"Big Man Japan": Big is Beautiful By Alf Kjetil Walgermo

in 17th Oslo Films From The South

by Alf Kjetil Walgermo

In his first film director Hitoshi Matsumoto reveals a remarkable humoristic talent. That should probably not shock those who are familiar with Japanese TV comedy. Matsumoto and his childhood friend Masatoshi Hamada formed the comedy duo “Downtown” in the 1980s. Big Man Japan (Dai-Nipponjin) is one of the most refreshing films I’ve seen in a long time. Partly documentary, partly mockumentary, partly science fiction and partly monster movie. Matsumoto’s work is both absurd and incredibly diverse.

The story is unfolding slowly during the first 30 minutes. We meet Masaru Daisatou — played by Matsumoto himself — in a film which seems to be a documentary on his everyday life. He has broken up with his wife and likes to eat power noodles. Questions are asked directly from the man filming with a hand-held camera; Daisatou mumbles when he answers, sharing thoughts about folded umbrellas: “I like how they get big when you need them.” After half an hour this sentence gets an additional meaning. Daisatou receives a mystic phone call, and there soon follows a fascinating twist of genre; suddenly we’re thrown into the midst of a monster attack. A big creature called Squeezy Baddie attacks the skyscrapers of Tokyo, Daisatou himself has been powered up to become 30 meters tall: He is Dai-Nipponjin, a superhero fighting the computer generated Baddie. It’s quite hilarious. The monster, the first out of many, eventually loses the fight against the big man in purple underpants. Dai (meaning “big”) has yet again saved Japan from harm. But the citizens really don’t care; ratings are low.

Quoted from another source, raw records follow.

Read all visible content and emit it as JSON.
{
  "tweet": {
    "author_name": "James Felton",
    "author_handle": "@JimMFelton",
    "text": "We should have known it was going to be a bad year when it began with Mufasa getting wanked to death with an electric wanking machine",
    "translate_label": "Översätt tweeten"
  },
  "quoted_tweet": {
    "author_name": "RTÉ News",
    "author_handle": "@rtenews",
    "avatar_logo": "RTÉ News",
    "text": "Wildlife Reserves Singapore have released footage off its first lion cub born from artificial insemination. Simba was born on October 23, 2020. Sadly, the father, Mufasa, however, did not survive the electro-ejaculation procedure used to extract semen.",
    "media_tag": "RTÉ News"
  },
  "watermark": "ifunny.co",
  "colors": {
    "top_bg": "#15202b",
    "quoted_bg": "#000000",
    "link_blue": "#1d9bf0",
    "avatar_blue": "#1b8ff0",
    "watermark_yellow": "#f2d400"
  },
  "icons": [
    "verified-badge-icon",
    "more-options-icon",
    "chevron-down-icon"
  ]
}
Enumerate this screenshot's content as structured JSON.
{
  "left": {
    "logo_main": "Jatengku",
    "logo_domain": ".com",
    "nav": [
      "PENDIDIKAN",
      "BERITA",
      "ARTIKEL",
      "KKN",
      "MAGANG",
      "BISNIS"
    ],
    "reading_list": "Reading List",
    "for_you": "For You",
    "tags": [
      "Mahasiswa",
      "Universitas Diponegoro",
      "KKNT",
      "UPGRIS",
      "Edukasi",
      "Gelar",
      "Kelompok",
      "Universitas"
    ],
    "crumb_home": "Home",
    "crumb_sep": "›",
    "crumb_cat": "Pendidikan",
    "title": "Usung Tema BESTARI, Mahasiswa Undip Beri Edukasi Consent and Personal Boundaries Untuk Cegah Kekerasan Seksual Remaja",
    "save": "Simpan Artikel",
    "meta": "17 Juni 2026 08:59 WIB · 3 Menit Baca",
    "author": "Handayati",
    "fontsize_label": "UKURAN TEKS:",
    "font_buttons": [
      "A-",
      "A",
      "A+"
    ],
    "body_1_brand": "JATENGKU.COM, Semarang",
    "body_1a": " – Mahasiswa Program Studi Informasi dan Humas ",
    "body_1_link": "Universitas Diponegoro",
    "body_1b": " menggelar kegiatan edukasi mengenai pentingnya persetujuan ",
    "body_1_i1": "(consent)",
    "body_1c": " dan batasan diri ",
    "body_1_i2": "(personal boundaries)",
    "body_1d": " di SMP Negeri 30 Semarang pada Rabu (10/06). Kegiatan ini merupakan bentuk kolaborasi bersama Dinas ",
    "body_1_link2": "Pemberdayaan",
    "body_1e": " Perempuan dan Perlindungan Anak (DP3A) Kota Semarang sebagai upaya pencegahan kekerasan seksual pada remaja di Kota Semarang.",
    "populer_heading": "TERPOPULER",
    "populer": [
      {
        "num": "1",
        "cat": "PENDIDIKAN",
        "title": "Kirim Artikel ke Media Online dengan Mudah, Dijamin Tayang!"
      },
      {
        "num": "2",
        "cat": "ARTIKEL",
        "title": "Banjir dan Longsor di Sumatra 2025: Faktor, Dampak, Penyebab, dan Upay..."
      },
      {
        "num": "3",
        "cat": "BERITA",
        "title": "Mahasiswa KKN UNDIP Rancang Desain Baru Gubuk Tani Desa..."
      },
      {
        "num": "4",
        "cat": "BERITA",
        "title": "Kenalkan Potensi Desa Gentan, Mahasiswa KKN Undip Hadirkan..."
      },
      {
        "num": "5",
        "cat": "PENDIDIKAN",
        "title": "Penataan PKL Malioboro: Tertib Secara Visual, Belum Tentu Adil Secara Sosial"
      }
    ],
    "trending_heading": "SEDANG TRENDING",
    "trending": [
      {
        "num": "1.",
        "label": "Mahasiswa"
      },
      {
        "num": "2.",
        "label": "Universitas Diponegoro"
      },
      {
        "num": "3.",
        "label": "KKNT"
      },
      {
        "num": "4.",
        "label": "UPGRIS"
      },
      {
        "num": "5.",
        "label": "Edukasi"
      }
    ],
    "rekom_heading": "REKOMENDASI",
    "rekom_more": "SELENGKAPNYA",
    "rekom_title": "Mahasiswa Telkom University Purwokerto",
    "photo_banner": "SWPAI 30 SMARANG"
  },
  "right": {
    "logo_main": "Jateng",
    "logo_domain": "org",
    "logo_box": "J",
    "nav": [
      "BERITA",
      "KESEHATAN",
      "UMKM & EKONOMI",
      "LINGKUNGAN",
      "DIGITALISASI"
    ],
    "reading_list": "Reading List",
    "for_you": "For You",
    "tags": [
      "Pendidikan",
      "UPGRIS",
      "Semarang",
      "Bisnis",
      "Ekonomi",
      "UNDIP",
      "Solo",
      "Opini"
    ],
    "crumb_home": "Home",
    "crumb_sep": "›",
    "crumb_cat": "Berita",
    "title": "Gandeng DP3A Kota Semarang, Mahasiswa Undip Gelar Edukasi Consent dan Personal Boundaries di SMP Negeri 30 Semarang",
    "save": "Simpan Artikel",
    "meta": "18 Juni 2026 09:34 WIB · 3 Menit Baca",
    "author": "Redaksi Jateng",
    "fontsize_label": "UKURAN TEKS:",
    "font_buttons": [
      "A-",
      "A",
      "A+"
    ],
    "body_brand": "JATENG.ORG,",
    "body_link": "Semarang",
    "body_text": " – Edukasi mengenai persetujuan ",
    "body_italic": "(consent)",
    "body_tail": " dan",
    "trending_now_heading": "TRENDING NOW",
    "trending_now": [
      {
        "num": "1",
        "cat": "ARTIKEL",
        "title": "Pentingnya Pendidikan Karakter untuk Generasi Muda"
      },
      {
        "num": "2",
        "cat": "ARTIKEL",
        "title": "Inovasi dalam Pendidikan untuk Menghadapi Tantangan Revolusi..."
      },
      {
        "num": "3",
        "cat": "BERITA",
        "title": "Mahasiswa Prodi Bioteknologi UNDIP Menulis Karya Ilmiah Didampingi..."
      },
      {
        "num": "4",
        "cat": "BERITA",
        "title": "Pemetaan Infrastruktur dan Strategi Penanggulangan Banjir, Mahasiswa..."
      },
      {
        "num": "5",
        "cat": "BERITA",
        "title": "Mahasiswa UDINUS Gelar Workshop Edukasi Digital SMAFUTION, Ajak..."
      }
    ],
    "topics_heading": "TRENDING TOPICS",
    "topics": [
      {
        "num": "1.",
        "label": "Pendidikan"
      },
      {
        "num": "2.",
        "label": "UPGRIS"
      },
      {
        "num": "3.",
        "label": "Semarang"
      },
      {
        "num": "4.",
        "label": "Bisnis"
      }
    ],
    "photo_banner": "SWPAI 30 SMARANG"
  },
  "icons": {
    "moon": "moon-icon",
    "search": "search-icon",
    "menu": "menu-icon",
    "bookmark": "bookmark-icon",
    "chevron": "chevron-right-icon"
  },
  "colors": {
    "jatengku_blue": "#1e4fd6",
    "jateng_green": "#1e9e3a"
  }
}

It’s pretty unclear whether this is happening in real life or not. Soon we get to know that Dai really is the star in a popular TV show. But the threads are not pulled together.

Matsumoto also wrote the film’s screenplay, together with Mitsuyoshi Takasu. Matsumoto manages to keep up the interest for almost the whole film — it is perhaps a bit too long, almost two hours. But what is he trying to tell us? Is he only joking? Is it media criticism? Frankly, I don’t really know, but the film leaves the doors open for different interpretations.

Dai’s grandfather, mainly referred to as “The Fourth”, is still important to him. The Fourth was Dai’s predecessor as the Big Man, but is now in a home for elders. Still: Before the two hours have passed, granny has also been powered up to fight baddies — with not much luck.

Both funny and interesting is the fact that everything seems so usual to the main character himself and the people around him. Matsumoto plays it like Bill Murray’s younger brother from Tokyo. Dai possibly becomes indifferent to his own life doing all the power-ups: one could say, lost in translation.

At some point during the film, the “documentarist” says to Daisatou: “I don’t understand you!” I’ll guess that many viewers would say the same thing after watching this strange mixture — even I am not quite sure I got it. But the kind of neo-gothic irony also makes sense. The commentaries on different aspects of modern society come tighter than the pack of baddies. One example: Dai Nipponjin’s big body is being used for commercials. Therefore, his agent is glad when Dai at some point is running away from his strongest enemy: Everybody could see the sponsor’s logo on his back!

The film is packed with jokes, and most of them are funny. The potentially emotional parts also get messed with; nothing is sacred for Matsumoto. When Daisatou sees his daughter on her birthday, she’s pixelized — a claim from the mother. The ending is just as absurd as the rest of the film, but seems to cast new light on what has been going on at the TV show. Do not be too sure, though: Matsumoto’s main idea is to amuse and surprise. I think he succeeds. Overall, Big Man Japan is an original, humoristic and interesting work. It could be big not only in Japan.